Content starts

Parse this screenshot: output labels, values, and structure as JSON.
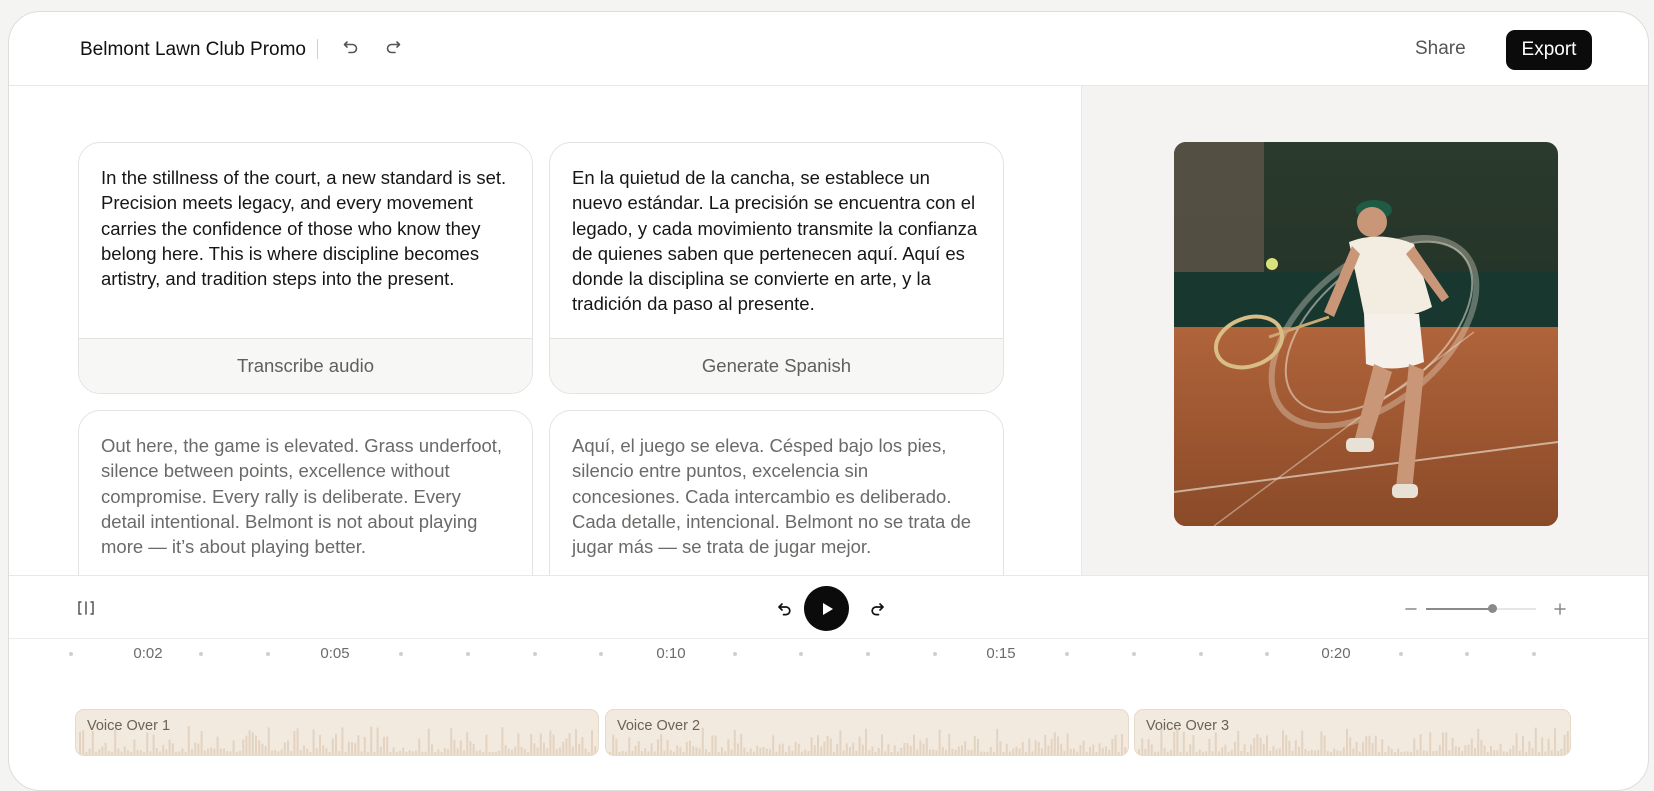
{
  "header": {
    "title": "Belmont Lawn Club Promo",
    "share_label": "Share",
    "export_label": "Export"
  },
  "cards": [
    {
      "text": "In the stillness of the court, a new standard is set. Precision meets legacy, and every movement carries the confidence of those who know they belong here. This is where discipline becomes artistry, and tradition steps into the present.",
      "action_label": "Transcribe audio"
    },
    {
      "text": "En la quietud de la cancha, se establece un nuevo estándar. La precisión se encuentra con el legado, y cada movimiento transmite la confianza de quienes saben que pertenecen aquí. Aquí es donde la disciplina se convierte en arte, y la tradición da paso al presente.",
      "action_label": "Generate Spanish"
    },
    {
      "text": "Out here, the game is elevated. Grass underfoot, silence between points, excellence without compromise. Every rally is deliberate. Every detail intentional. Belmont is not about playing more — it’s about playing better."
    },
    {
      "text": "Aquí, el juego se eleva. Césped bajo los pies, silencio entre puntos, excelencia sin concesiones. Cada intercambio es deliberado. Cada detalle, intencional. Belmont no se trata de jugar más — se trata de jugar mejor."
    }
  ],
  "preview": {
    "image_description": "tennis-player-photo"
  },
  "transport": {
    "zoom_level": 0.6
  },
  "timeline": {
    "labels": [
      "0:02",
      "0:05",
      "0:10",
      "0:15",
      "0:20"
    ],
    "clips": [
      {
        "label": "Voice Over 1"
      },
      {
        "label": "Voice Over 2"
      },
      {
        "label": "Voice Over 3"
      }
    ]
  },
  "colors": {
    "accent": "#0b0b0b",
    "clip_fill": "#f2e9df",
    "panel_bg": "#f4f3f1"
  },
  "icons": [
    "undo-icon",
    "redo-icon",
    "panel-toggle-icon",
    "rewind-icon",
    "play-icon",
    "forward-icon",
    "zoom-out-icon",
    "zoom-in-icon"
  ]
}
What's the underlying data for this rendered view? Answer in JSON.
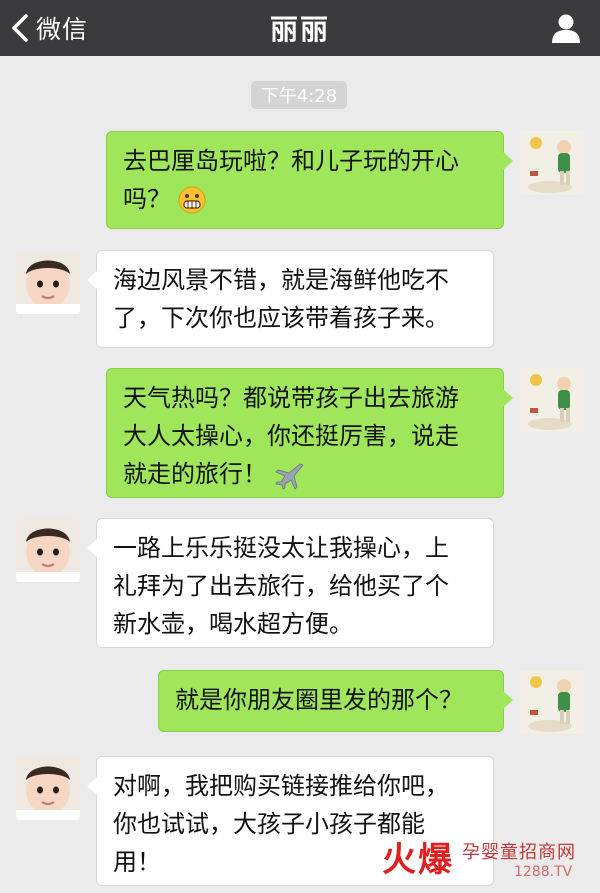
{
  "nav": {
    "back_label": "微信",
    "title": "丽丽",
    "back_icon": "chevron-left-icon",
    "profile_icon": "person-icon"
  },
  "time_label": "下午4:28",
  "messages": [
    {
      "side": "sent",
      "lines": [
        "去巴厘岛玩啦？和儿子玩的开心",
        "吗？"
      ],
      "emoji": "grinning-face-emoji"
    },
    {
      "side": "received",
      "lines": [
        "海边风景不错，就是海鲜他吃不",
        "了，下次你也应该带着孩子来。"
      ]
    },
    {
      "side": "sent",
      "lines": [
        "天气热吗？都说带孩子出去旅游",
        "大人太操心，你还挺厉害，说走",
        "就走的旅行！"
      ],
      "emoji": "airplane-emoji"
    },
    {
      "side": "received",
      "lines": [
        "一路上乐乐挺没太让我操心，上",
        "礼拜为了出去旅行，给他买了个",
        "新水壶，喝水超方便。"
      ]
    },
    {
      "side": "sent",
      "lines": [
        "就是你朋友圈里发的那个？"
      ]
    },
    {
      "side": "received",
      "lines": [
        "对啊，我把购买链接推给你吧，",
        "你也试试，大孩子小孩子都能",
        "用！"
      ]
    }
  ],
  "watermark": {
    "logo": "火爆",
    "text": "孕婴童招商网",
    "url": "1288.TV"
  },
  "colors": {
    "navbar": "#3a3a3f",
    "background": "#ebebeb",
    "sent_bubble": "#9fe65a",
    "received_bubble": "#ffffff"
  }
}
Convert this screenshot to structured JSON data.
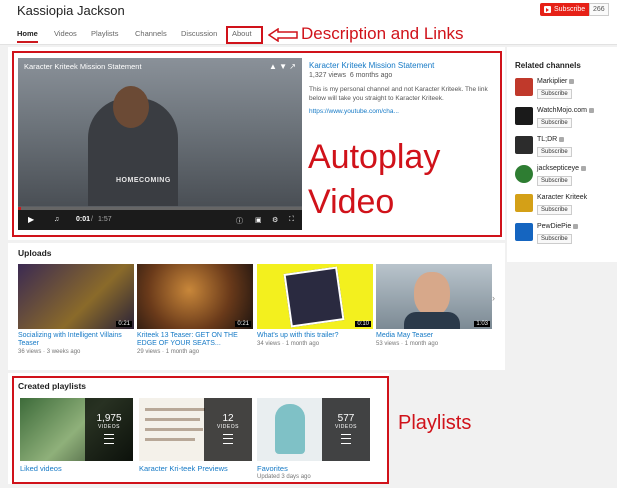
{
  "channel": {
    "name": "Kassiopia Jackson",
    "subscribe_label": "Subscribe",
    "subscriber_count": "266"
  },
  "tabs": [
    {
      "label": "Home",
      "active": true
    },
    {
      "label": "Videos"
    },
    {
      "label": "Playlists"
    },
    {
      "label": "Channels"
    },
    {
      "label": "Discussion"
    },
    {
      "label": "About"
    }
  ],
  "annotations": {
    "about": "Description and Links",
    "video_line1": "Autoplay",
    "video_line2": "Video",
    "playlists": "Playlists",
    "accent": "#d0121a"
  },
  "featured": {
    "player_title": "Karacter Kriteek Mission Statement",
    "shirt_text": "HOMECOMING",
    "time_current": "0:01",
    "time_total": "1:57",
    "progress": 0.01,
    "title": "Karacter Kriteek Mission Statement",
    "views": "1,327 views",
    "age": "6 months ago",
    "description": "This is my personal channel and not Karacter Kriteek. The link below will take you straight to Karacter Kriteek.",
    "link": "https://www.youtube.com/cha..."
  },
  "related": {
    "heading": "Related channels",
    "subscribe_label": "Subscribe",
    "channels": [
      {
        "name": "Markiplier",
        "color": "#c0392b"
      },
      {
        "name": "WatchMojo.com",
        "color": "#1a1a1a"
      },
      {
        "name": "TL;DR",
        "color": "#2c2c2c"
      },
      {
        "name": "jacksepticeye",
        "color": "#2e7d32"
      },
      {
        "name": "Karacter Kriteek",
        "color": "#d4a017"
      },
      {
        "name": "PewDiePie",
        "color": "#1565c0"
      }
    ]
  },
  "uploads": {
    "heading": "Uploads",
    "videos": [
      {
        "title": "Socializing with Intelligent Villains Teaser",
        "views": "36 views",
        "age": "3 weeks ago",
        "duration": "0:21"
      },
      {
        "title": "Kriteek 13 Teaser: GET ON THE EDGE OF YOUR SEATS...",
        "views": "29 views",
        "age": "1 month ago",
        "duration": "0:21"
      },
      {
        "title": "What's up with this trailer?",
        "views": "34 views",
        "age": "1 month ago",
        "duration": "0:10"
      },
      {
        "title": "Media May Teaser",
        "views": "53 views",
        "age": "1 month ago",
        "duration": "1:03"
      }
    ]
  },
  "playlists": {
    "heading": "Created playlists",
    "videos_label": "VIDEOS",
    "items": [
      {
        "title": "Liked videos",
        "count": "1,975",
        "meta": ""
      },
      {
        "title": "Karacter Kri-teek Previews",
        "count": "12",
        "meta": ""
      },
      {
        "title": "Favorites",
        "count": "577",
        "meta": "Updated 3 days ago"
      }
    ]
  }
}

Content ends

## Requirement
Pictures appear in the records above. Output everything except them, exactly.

## Response to the exercise
Parse this screenshot: output labels, values, and structure as JSON.
{
  "header": {
    "title": "Belmont Lawn Club Promo",
    "share_label": "Share",
    "export_label": "Export"
  },
  "cards": [
    {
      "text": "In the stillness of the court, a new standard is set. Precision meets legacy, and every movement carries the confidence of those who know they belong here. This is where discipline becomes artistry, and tradition steps into the present.",
      "action_label": "Transcribe audio"
    },
    {
      "text": "En la quietud de la cancha, se establece un nuevo estándar. La precisión se encuentra con el legado, y cada movimiento transmite la confianza de quienes saben que pertenecen aquí. Aquí es donde la disciplina se convierte en arte, y la tradición da paso al presente.",
      "action_label": "Generate Spanish"
    },
    {
      "text": "Out here, the game is elevated. Grass underfoot, silence between points, excellence without compromise. Every rally is deliberate. Every detail intentional. Belmont is not about playing more — it’s about playing better."
    },
    {
      "text": "Aquí, el juego se eleva. Césped bajo los pies, silencio entre puntos, excelencia sin concesiones. Cada intercambio es deliberado. Cada detalle, intencional. Belmont no se trata de jugar más — se trata de jugar mejor."
    }
  ],
  "preview": {
    "image_description": "tennis-player-photo"
  },
  "transport": {
    "zoom_level": 0.6
  },
  "timeline": {
    "labels": [
      "0:02",
      "0:05",
      "0:10",
      "0:15",
      "0:20"
    ],
    "clips": [
      {
        "label": "Voice Over 1"
      },
      {
        "label": "Voice Over 2"
      },
      {
        "label": "Voice Over 3"
      }
    ]
  },
  "colors": {
    "accent": "#0b0b0b",
    "clip_fill": "#f2e9df",
    "panel_bg": "#f4f3f1"
  },
  "icons": [
    "undo-icon",
    "redo-icon",
    "panel-toggle-icon",
    "rewind-icon",
    "play-icon",
    "forward-icon",
    "zoom-out-icon",
    "zoom-in-icon"
  ]
}
What's the underlying data for this rendered view? Answer in JSON.
{
  "nav": {
    "back_label": "微信",
    "title": "丽丽",
    "back_icon": "chevron-left-icon",
    "profile_icon": "person-icon"
  },
  "time_label": "下午4:28",
  "messages": [
    {
      "side": "sent",
      "lines": [
        "去巴厘岛玩啦？和儿子玩的开心",
        "吗？"
      ],
      "emoji": "grinning-face-emoji"
    },
    {
      "side": "received",
      "lines": [
        "海边风景不错，就是海鲜他吃不",
        "了，下次你也应该带着孩子来。"
      ]
    },
    {
      "side": "sent",
      "lines": [
        "天气热吗？都说带孩子出去旅游",
        "大人太操心，你还挺厉害，说走",
        "就走的旅行！"
      ],
      "emoji": "airplane-emoji"
    },
    {
      "side": "received",
      "lines": [
        "一路上乐乐挺没太让我操心，上",
        "礼拜为了出去旅行，给他买了个",
        "新水壶，喝水超方便。"
      ]
    },
    {
      "side": "sent",
      "lines": [
        "就是你朋友圈里发的那个？"
      ]
    },
    {
      "side": "received",
      "lines": [
        "对啊，我把购买链接推给你吧，",
        "你也试试，大孩子小孩子都能",
        "用！"
      ]
    }
  ],
  "watermark": {
    "logo": "火爆",
    "text": "孕婴童招商网",
    "url": "1288.TV"
  },
  "colors": {
    "navbar": "#3a3a3f",
    "background": "#ebebeb",
    "sent_bubble": "#9fe65a",
    "received_bubble": "#ffffff"
  }
}
Convert this screenshot to structured JSON data.
{
  "channel": {
    "name": "Kassiopia Jackson",
    "subscribe_label": "Subscribe",
    "subscriber_count": "266"
  },
  "tabs": [
    {
      "label": "Home",
      "active": true
    },
    {
      "label": "Videos"
    },
    {
      "label": "Playlists"
    },
    {
      "label": "Channels"
    },
    {
      "label": "Discussion"
    },
    {
      "label": "About"
    }
  ],
  "annotations": {
    "about": "Description and Links",
    "video_line1": "Autoplay",
    "video_line2": "Video",
    "playlists": "Playlists",
    "accent": "#d0121a"
  },
  "featured": {
    "player_title": "Karacter Kriteek Mission Statement",
    "shirt_text": "HOMECOMING",
    "time_current": "0:01",
    "time_total": "1:57",
    "progress": 0.01,
    "title": "Karacter Kriteek Mission Statement",
    "views": "1,327 views",
    "age": "6 months ago",
    "description": "This is my personal channel and not Karacter Kriteek. The link below will take you straight to Karacter Kriteek.",
    "link": "https://www.youtube.com/cha..."
  },
  "related": {
    "heading": "Related channels",
    "subscribe_label": "Subscribe",
    "channels": [
      {
        "name": "Markiplier",
        "color": "#c0392b"
      },
      {
        "name": "WatchMojo.com",
        "color": "#1a1a1a"
      },
      {
        "name": "TL;DR",
        "color": "#2c2c2c"
      },
      {
        "name": "jacksepticeye",
        "color": "#2e7d32"
      },
      {
        "name": "Karacter Kriteek",
        "color": "#d4a017"
      },
      {
        "name": "PewDiePie",
        "color": "#1565c0"
      }
    ]
  },
  "uploads": {
    "heading": "Uploads",
    "videos": [
      {
        "title": "Socializing with Intelligent Villains Teaser",
        "views": "36 views",
        "age": "3 weeks ago",
        "duration": "0:21"
      },
      {
        "title": "Kriteek 13 Teaser: GET ON THE EDGE OF YOUR SEATS...",
        "views": "29 views",
        "age": "1 month ago",
        "duration": "0:21"
      },
      {
        "title": "What's up with this trailer?",
        "views": "34 views",
        "age": "1 month ago",
        "duration": "0:10"
      },
      {
        "title": "Media May Teaser",
        "views": "53 views",
        "age": "1 month ago",
        "duration": "1:03"
      }
    ]
  },
  "playlists": {
    "heading": "Created playlists",
    "videos_label": "VIDEOS",
    "items": [
      {
        "title": "Liked videos",
        "count": "1,975",
        "meta": ""
      },
      {
        "title": "Karacter Kri-teek Previews",
        "count": "12",
        "meta": ""
      },
      {
        "title": "Favorites",
        "count": "577",
        "meta": "Updated 3 days ago"
      }
    ]
  }
}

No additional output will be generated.